Stable crack growth in fracture mechanics specimens, i.e. side-grooved compact tension C(T), side-grooved middle tension M(T) and side-grooved part-through surface tension PS(T) specimens, is experimentally performed and numerically analysed by finite element calculations using the node shift node release technique. The crack propagation is either controlled by *J*-resistance curves for the C(T) and M(T) specimens, which are modelled two-dimensionally assuming plane strain conditions, or by local CMOD-resistance curves for the PS(T) specimen, which is modelled three-dimensionally.
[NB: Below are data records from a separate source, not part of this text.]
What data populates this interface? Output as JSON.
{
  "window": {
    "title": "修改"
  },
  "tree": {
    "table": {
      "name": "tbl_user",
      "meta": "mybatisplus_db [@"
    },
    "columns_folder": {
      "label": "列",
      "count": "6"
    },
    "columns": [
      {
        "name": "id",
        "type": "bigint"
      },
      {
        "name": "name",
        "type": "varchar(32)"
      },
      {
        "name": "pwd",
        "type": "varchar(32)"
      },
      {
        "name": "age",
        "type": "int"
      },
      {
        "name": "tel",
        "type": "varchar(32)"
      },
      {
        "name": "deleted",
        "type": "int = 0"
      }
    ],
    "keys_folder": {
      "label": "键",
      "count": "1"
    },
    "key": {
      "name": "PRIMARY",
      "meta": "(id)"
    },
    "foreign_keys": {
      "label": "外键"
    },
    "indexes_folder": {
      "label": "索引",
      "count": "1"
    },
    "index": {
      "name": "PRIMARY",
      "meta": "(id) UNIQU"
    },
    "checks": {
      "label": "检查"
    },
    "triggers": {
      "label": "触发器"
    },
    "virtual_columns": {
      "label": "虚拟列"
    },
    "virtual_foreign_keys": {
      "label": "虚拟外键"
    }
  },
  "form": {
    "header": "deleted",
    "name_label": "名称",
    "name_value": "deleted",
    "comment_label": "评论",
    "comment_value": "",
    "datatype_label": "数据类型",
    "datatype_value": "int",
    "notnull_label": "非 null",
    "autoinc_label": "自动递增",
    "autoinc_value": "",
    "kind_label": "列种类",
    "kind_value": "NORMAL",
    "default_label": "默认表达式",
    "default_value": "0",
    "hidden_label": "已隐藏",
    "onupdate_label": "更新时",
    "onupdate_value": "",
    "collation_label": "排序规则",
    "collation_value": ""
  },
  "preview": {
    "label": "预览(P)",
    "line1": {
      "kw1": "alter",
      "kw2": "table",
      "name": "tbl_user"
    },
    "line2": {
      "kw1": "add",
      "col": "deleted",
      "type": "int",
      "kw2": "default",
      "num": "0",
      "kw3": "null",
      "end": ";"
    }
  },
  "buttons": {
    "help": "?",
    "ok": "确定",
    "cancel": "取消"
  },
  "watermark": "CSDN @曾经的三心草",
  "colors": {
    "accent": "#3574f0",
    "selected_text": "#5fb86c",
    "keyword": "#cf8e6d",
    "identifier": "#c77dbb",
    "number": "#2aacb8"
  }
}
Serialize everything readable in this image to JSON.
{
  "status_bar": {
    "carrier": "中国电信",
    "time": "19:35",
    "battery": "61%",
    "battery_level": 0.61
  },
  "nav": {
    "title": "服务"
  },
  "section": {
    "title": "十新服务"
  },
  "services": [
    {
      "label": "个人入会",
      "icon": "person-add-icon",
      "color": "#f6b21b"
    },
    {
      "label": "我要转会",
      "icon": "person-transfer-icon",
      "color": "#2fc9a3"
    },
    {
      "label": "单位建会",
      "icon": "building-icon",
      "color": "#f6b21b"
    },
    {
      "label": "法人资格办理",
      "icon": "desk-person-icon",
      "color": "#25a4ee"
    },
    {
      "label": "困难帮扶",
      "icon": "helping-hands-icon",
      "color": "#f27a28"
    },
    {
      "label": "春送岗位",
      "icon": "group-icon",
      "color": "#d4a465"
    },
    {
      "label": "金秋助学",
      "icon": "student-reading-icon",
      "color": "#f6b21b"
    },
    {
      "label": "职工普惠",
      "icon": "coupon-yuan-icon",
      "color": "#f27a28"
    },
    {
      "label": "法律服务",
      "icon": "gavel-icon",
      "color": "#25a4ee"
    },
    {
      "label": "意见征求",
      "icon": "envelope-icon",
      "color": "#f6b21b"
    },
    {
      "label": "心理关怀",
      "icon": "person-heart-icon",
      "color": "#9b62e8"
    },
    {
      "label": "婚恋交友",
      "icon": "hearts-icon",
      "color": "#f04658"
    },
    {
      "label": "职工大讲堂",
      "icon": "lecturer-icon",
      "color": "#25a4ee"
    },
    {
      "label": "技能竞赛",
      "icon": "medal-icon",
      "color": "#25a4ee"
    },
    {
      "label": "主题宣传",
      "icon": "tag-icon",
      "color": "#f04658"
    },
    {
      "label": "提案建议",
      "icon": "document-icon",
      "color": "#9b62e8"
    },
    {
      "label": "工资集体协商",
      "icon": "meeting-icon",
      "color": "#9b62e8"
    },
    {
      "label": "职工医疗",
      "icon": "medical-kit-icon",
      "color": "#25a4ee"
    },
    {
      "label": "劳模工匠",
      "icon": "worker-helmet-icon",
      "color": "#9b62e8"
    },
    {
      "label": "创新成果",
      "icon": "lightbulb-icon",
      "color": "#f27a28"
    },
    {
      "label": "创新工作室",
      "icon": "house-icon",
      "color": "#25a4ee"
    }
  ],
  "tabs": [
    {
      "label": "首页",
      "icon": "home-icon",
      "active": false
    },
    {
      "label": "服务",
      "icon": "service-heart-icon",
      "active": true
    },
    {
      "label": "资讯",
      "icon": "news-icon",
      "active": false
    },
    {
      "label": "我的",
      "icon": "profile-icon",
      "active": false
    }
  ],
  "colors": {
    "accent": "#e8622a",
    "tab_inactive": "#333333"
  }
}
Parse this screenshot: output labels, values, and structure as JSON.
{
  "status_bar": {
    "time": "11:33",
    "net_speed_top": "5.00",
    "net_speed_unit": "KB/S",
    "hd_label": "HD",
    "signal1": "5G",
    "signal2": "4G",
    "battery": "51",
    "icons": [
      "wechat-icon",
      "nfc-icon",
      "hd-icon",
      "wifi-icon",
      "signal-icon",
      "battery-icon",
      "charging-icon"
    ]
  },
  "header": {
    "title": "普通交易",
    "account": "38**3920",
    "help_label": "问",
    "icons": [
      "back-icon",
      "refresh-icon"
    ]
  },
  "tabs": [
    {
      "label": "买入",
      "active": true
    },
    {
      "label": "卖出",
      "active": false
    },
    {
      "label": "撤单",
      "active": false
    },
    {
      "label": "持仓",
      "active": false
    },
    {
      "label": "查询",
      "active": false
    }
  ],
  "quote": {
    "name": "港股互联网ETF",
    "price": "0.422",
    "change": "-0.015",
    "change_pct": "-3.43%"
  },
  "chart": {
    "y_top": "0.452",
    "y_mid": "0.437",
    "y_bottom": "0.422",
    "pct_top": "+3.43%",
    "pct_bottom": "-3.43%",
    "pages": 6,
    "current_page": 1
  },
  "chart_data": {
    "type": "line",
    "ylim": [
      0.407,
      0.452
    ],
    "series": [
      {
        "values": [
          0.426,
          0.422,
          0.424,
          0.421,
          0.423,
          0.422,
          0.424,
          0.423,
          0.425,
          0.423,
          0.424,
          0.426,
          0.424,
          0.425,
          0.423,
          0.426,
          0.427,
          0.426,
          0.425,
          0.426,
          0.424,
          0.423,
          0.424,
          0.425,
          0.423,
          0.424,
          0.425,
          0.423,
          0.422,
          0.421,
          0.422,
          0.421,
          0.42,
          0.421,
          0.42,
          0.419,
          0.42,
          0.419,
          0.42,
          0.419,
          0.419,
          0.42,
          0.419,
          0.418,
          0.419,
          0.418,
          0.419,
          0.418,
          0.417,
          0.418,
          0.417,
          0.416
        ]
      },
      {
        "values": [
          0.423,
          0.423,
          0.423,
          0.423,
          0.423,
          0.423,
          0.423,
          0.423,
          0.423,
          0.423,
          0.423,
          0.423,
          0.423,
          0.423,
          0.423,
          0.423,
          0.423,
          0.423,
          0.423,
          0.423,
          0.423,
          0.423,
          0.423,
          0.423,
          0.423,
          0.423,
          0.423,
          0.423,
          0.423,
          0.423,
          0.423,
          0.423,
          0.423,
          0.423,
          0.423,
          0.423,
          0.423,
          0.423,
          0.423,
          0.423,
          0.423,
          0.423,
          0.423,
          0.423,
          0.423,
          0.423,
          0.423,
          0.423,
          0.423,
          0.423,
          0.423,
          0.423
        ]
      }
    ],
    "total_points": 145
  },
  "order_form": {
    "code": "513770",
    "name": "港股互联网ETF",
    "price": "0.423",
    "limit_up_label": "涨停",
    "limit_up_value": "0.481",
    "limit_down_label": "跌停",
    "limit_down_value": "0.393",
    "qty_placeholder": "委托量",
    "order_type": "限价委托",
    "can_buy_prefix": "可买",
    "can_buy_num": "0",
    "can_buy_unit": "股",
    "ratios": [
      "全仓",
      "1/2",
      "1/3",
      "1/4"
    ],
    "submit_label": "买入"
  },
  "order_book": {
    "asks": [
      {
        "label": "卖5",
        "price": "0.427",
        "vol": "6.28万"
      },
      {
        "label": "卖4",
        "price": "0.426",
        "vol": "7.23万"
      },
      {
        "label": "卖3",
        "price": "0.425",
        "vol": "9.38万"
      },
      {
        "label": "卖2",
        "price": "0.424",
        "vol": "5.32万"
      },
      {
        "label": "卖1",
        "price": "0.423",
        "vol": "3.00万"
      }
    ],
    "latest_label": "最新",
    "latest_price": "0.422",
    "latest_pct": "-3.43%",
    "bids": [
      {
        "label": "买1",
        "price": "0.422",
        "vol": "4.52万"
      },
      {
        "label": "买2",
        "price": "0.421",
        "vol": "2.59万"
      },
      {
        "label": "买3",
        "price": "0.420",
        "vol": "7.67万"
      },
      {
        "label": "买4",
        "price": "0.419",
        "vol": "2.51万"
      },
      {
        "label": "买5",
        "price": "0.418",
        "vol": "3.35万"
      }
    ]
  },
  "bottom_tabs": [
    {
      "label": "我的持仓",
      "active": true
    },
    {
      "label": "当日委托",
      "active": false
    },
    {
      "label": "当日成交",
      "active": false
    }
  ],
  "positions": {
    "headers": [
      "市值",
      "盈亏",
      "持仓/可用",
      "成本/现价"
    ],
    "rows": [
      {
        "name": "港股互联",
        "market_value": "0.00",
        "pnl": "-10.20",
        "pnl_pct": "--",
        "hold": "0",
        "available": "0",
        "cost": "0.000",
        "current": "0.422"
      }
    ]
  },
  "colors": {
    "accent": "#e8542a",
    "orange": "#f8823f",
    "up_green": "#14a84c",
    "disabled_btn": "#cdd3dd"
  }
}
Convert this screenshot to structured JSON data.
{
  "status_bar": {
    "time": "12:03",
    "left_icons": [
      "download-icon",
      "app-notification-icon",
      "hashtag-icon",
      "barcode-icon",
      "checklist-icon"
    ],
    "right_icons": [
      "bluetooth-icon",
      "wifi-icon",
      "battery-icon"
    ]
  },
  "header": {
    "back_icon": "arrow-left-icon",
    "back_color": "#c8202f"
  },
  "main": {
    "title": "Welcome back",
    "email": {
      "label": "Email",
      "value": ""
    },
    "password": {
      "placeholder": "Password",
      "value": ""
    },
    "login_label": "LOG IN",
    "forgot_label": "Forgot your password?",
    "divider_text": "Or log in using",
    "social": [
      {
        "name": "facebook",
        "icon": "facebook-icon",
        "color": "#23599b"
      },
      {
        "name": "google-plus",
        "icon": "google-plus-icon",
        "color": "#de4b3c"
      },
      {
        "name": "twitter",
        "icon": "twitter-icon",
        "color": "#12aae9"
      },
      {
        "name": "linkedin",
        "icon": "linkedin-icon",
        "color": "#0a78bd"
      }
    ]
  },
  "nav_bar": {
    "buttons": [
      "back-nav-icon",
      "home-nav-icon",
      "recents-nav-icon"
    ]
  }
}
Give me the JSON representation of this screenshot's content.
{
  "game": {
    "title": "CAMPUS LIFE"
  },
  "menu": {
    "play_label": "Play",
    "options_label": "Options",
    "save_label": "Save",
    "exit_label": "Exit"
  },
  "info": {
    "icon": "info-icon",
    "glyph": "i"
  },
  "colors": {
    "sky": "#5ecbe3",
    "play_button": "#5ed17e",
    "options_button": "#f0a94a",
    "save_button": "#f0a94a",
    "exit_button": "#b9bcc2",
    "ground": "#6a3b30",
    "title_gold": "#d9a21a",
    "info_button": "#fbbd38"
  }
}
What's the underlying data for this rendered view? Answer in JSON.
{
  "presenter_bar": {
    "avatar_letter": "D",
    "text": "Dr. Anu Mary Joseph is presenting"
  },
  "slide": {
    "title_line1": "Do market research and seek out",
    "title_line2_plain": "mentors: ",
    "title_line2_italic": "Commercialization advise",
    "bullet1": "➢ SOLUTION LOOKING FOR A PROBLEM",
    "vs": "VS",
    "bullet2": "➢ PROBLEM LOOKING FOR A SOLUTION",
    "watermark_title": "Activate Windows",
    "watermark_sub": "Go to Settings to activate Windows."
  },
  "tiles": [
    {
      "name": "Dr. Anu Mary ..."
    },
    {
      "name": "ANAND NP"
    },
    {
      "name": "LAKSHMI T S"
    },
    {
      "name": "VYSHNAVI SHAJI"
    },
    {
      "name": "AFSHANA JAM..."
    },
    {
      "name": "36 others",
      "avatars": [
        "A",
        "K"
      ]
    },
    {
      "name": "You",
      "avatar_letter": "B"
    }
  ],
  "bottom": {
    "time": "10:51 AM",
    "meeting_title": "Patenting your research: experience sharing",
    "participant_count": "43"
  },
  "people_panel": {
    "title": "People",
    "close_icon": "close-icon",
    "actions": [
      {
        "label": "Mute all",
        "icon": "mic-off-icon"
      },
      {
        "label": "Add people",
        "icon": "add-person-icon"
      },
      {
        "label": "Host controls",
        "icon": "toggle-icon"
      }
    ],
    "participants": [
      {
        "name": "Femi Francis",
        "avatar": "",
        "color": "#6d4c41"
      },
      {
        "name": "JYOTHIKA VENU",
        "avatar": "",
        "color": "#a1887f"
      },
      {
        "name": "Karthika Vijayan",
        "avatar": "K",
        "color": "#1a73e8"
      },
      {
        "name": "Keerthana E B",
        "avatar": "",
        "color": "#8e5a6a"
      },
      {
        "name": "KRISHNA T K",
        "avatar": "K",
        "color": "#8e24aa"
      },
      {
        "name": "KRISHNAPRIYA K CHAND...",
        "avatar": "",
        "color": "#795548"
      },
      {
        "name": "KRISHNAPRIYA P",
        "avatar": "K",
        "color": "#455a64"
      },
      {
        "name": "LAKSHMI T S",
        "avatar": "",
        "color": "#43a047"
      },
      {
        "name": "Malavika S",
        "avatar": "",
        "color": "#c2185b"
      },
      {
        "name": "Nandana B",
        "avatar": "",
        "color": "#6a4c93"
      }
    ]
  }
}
The triaxiality, i. e. the ratio of the hydrostatic part of the stress tensor to its deviatoric part, is introduced as the quantity characterizing the stress state at the crack tip.

For all specimens, the relation between the triaxiality and the slope of the *J*-resistance curves is shown and analysed, indicating that a decreasing triaxiality results in an increasing slope for the global *J*-resistance curves concerning the C(T) and M(T) specimens as well as for the local *J*-resistance curves regarding the PS(T) specimen.

**Keywords:**

crack propagation, constraint, semi-elliptical surface flaw, finite element analysis, modified , J, -concept, triaxiality

**Author Information:**

Klingbeil, D *Federal Institute for Materials Research and Testing (BAM), Berlin,*

Zadeh, GM *Federal Institute for Materials Research and Testing (BAM), Berlin,*

Eberle, A *Federal Institute for Materials Research and Testing (BAM), Berlin,*

Fricke, S *Deutsche Eisenbahn Consulting, Berlin,*

Brocks, W *Fraunhofer-Institute for Mechanics of Materials, Freiburg,*

**Committee/Subcommittee:** E08.06

**DOI:** 10.1520/STP14632S